- Opening Delimiter -
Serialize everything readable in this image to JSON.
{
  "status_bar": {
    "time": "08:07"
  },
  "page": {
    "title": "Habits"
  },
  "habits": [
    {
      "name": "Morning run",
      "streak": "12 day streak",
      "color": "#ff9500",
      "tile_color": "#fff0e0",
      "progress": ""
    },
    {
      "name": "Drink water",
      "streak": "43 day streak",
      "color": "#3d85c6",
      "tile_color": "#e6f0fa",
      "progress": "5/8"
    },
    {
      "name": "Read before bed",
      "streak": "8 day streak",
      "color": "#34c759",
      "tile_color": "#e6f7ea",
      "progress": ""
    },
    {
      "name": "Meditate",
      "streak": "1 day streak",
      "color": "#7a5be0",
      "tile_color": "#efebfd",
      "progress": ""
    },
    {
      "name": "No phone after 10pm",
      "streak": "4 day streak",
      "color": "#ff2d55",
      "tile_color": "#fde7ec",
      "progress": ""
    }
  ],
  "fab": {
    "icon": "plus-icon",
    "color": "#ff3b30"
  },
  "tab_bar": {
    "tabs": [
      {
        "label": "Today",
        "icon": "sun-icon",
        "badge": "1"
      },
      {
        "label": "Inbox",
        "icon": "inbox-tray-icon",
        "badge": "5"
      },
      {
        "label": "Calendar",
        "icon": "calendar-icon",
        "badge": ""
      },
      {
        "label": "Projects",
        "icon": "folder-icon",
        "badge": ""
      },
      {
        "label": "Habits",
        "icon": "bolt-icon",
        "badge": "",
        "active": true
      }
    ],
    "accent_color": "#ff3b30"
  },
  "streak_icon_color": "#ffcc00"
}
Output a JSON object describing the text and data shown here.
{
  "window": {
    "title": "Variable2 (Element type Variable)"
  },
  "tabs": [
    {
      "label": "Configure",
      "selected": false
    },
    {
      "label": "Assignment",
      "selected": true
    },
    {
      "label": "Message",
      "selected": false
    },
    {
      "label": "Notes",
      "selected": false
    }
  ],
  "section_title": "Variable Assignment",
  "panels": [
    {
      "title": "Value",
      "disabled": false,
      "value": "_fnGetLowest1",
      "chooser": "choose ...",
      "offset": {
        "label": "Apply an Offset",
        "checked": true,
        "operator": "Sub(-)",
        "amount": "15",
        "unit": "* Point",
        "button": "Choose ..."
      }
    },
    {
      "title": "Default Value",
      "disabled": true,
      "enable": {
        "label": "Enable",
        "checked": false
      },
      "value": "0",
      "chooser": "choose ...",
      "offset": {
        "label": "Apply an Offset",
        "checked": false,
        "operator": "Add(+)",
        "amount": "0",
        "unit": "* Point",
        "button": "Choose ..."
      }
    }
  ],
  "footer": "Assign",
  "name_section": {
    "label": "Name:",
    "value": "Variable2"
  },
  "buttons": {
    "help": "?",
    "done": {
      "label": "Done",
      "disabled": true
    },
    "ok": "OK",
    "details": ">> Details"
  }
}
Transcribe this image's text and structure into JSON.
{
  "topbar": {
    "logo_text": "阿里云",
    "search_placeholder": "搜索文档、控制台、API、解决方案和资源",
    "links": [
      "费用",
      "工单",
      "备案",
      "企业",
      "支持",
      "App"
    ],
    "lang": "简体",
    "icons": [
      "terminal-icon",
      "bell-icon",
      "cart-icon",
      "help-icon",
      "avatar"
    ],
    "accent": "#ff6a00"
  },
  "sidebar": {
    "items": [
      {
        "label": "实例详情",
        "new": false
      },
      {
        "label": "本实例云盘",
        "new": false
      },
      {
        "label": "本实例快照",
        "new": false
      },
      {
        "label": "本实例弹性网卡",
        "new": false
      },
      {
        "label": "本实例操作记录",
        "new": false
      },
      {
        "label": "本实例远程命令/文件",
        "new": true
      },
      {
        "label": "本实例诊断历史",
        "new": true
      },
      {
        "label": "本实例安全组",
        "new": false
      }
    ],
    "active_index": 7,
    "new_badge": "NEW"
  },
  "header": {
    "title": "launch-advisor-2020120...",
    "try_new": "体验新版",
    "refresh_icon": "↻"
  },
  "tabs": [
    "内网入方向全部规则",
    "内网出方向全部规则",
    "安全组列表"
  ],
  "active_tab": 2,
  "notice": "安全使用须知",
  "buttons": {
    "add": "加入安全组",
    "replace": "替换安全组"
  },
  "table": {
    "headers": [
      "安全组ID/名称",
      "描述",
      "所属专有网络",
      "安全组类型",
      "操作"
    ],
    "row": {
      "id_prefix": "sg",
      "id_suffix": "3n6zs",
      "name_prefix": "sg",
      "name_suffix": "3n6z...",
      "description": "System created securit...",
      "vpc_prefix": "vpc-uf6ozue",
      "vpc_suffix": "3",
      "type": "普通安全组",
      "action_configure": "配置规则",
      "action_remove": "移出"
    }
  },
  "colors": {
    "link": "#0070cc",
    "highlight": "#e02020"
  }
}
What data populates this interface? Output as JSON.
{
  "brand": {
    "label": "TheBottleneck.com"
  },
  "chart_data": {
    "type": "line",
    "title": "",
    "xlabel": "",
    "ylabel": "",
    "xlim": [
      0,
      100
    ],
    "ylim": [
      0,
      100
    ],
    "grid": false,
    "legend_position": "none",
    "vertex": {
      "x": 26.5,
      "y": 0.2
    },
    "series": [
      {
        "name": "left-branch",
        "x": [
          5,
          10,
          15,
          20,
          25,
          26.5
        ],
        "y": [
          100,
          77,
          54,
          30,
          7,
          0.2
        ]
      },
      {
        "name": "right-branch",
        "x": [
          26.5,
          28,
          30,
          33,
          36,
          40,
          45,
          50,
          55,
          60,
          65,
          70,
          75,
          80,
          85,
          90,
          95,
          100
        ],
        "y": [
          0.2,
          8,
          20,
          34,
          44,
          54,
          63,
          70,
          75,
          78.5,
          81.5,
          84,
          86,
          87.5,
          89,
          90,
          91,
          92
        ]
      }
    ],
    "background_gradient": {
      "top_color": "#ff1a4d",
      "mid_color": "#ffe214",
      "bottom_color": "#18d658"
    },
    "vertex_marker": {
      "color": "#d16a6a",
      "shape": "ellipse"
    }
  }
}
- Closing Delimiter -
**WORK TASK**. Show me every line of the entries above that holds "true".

**TASK RESULT**.
        "active": true
      "selected": true
        "checked": true,
      "disabled": true,
      "disabled": true
        "new": true
        "new": true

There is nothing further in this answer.